I'll probably come back and review these rules soon - let me know what you think!

EDIT: First edit thanks to Butch, adding Hang Fire as a result... that's gonna fuck with my players something awful. I love it!


  1. Any of the old smoothbore guns could be loaded with shot or scrap and fired like a modern shotgun. They were all pretty large caliber weapons (around .50 cal).

    Pistols were (and still are) generally more expensive than rifles. This was especially true early on when the long guns used a simple matchlock mechanism whereas pistols generally had the much more complicated wheellocks.

    Generally, I would put the main cost in the gunpowder rather than the gun itself.

    Finally, the gunpowder would be rendered useless if wet and anyone carrying it around would be extra vulnerable against fire attacks (maybe a -4 to all saves vs fire attacks)

  2. I'd also suggest a hang fire as one of the misfires -- nothing happens for a round, then it goes off normally. Especially fun if the player assumes a result of 5-6 or 7-8...

  3. When I played The Fantasy Trip in the 80s, we dealt with guns a bit. We went up against some gun users a few times, and we had a way of dealing with them: flaming flasks of oil.

  4. You should up the reload time to firing around once every 5 rounds if not interrupted. Those old muzzle loaders took a good bit of time to prep if done correctly.
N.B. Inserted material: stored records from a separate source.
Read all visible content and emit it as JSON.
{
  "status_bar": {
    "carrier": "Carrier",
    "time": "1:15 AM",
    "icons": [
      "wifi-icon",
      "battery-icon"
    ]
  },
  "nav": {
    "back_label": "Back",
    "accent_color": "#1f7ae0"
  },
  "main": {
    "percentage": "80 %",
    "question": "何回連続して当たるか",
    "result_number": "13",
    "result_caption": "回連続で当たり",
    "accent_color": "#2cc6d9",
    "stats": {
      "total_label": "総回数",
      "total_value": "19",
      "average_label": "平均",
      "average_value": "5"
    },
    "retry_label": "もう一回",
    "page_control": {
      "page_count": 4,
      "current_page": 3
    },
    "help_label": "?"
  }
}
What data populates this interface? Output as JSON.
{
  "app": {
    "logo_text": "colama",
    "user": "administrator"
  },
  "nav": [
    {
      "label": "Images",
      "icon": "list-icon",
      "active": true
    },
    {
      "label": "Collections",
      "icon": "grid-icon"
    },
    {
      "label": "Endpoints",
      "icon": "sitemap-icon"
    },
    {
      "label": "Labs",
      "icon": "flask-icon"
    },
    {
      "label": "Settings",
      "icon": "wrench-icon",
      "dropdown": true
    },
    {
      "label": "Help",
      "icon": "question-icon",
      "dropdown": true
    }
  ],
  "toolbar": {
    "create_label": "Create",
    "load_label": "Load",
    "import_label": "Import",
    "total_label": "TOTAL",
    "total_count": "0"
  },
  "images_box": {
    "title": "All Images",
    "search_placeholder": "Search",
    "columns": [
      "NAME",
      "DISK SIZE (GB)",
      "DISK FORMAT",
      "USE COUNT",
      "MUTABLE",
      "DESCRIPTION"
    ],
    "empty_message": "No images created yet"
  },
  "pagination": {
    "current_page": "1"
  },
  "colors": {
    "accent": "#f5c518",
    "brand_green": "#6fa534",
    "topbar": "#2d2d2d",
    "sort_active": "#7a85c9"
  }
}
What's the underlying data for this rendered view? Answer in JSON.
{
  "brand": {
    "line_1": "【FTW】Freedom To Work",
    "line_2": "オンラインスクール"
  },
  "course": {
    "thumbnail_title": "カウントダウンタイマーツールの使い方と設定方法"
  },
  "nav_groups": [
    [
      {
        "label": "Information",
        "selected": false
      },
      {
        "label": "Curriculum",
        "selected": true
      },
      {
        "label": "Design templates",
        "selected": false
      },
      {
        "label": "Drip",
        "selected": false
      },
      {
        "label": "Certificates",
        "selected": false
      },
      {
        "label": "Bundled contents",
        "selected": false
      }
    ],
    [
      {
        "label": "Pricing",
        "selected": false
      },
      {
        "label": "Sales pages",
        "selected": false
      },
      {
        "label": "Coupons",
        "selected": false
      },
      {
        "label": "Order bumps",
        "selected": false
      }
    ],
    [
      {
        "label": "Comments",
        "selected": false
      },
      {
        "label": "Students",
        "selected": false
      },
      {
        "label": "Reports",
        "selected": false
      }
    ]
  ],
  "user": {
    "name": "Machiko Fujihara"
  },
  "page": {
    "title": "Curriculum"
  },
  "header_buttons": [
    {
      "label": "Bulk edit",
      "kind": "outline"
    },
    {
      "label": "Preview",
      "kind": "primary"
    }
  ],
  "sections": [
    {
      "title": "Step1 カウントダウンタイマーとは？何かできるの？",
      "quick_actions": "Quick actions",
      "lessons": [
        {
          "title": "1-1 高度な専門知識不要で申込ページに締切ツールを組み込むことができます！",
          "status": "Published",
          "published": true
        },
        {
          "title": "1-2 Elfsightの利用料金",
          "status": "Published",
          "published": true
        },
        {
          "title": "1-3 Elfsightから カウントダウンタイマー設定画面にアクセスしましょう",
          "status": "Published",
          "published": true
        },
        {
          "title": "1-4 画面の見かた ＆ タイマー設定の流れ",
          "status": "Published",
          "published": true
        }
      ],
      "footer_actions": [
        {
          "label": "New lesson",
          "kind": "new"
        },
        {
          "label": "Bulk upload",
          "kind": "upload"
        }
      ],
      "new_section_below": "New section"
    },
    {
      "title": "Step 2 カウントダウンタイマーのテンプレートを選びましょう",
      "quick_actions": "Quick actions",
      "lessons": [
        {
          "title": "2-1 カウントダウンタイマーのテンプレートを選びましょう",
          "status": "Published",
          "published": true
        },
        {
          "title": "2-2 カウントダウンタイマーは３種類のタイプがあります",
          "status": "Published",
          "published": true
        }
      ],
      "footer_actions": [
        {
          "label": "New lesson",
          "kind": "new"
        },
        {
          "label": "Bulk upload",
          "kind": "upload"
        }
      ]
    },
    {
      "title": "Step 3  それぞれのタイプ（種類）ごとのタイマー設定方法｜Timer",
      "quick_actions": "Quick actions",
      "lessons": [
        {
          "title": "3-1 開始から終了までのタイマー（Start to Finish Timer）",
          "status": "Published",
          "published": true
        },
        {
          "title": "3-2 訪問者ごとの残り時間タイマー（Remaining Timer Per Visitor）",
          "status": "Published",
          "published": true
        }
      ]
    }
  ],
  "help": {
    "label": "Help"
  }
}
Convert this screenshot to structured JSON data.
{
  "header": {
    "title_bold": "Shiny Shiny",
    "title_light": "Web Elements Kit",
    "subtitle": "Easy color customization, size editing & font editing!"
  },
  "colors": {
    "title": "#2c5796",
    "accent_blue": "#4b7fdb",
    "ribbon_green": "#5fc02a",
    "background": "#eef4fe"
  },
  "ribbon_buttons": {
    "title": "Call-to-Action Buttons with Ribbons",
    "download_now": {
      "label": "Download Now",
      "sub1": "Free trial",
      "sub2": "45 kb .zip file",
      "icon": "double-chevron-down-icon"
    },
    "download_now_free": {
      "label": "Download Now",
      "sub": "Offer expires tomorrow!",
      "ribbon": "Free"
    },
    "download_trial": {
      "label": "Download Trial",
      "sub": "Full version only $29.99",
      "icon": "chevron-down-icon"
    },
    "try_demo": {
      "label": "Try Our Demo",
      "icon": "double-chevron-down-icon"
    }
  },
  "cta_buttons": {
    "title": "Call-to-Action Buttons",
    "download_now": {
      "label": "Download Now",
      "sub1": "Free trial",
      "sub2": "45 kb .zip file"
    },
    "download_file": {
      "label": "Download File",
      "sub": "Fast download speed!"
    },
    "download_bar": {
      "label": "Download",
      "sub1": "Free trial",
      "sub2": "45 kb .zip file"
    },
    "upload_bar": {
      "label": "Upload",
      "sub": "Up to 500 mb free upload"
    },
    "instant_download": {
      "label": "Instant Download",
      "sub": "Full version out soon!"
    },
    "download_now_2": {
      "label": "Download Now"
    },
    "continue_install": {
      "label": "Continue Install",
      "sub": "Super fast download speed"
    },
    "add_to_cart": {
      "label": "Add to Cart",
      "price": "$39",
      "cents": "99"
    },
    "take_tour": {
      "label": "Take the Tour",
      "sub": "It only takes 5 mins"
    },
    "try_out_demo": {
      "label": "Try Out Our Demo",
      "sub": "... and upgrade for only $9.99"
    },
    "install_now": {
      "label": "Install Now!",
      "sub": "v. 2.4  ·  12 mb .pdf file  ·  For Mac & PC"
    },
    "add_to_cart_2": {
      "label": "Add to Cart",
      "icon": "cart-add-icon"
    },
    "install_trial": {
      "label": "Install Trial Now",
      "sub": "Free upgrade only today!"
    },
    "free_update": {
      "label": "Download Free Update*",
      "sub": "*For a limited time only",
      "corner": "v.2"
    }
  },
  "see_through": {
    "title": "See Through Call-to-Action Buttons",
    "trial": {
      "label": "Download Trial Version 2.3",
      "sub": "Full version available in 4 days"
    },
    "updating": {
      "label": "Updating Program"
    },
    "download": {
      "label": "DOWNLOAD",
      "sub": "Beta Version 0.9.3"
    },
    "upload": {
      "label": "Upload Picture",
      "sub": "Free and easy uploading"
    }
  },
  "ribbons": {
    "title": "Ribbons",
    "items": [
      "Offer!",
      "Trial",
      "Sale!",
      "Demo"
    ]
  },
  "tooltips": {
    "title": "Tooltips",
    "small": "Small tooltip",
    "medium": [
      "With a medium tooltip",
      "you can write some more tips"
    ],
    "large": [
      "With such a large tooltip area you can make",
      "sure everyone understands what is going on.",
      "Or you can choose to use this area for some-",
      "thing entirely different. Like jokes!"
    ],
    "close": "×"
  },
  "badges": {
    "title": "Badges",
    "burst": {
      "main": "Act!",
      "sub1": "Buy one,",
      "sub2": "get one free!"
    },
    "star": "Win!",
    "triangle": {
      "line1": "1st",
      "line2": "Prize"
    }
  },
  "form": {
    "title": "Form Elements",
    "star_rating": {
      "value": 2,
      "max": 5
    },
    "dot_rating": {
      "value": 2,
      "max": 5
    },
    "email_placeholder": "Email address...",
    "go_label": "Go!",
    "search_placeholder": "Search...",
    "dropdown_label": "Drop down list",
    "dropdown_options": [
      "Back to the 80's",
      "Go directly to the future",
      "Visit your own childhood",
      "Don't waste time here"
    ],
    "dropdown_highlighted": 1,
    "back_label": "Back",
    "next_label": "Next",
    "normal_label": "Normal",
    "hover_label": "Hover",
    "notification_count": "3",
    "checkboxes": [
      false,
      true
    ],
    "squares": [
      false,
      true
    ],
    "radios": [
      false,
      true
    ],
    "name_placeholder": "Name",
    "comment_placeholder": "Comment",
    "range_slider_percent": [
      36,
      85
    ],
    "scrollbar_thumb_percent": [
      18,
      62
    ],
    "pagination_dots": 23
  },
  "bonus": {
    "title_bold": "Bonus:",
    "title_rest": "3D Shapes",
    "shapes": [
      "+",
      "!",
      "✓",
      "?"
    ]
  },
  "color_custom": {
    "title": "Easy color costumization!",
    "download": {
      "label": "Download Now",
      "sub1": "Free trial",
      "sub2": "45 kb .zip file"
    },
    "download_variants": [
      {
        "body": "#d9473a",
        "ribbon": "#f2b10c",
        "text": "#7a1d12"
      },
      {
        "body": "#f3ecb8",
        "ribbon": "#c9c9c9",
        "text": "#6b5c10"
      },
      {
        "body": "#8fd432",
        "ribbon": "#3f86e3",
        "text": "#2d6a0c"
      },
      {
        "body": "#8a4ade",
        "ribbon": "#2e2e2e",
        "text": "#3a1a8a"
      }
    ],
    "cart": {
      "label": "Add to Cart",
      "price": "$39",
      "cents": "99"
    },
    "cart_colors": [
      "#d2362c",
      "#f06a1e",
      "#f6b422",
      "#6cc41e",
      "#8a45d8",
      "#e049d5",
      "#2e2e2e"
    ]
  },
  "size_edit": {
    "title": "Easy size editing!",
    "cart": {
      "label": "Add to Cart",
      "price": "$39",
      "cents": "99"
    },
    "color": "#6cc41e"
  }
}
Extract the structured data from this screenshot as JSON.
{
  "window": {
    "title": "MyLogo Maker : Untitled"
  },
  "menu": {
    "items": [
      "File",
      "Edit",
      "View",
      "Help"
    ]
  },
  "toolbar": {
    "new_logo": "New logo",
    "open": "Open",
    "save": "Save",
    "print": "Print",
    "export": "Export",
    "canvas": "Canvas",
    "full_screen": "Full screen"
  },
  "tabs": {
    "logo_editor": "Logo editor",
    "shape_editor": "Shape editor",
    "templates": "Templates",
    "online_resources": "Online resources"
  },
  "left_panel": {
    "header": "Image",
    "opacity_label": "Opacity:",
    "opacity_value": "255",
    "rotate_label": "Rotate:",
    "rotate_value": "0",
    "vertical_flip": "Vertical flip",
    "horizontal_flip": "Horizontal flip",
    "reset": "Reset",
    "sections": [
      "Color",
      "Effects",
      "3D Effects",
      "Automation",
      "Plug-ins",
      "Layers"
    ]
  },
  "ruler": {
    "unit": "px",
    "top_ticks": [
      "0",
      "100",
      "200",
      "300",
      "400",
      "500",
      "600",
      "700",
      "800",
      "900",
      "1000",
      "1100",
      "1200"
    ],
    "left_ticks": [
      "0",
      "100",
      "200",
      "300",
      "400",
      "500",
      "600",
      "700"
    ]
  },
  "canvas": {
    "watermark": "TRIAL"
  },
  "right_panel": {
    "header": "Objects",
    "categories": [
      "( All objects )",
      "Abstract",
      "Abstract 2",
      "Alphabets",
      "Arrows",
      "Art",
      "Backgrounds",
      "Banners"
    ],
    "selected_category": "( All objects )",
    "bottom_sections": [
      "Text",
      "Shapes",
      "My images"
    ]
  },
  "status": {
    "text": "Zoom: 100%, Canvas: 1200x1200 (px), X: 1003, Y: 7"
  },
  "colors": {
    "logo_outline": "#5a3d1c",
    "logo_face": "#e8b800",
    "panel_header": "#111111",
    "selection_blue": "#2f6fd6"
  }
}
Their main advantage over bows is the learning curve you can learn to fire a gun in less than an hour while it takes a long time to get to where you can hit a target with a bow.

  5. Once every five rounds seems a little... anti-fun to me. I think being able to fire, reload next round, and then fire the round after that is more than enough of a penalty, rather than 5 whole rounds. To me, that would just about make them useless.